- [Exercise goal]:
Each line of the listing below that includes "Evil" must be copied.

══════

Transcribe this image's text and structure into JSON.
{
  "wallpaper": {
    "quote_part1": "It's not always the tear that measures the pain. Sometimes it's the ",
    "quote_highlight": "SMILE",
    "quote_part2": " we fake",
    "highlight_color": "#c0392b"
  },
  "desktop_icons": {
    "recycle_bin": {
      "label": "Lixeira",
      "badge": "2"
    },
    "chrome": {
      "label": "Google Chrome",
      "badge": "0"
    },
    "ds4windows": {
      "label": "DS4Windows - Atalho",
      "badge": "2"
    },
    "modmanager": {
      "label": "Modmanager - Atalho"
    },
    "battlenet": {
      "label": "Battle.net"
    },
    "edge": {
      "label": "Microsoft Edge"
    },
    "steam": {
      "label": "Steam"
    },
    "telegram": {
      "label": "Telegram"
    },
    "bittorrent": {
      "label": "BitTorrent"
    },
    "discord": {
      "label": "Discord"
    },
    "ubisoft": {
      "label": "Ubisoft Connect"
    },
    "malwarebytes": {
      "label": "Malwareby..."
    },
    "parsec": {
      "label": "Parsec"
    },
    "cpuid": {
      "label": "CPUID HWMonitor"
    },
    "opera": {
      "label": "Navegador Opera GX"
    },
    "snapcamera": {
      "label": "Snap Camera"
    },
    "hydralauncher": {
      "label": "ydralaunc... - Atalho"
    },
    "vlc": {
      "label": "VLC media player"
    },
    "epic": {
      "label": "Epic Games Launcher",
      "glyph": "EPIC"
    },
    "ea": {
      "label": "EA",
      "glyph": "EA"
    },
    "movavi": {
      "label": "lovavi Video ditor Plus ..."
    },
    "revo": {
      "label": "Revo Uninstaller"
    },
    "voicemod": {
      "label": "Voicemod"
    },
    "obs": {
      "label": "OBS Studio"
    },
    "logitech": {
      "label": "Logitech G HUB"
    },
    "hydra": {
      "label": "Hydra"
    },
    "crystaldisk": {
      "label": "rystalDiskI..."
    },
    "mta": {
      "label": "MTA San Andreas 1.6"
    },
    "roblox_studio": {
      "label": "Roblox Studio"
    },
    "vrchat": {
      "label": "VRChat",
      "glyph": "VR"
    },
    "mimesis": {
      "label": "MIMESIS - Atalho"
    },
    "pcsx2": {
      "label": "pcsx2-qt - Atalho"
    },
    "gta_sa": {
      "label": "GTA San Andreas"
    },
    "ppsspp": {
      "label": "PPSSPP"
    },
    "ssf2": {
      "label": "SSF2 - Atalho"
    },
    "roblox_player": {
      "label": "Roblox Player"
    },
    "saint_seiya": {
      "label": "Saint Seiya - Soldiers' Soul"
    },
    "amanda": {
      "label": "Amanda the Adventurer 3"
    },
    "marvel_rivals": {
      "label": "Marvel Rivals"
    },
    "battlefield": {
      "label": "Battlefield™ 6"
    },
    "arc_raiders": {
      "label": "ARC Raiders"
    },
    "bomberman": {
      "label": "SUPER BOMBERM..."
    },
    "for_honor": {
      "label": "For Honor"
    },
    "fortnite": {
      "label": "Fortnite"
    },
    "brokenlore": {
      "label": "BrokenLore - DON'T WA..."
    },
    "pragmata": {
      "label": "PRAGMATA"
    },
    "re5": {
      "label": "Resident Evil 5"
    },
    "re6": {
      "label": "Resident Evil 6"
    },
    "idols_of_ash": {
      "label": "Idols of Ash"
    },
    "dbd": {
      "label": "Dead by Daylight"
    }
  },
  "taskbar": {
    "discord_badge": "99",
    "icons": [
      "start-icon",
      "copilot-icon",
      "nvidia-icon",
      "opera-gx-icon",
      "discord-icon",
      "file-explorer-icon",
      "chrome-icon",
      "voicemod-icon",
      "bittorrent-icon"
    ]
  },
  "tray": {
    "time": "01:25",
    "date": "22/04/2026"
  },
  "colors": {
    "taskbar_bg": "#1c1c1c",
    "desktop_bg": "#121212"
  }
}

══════

- [Exercise answer]:
      "label": "Resident Evil 5"
      "label": "Resident Evil 6"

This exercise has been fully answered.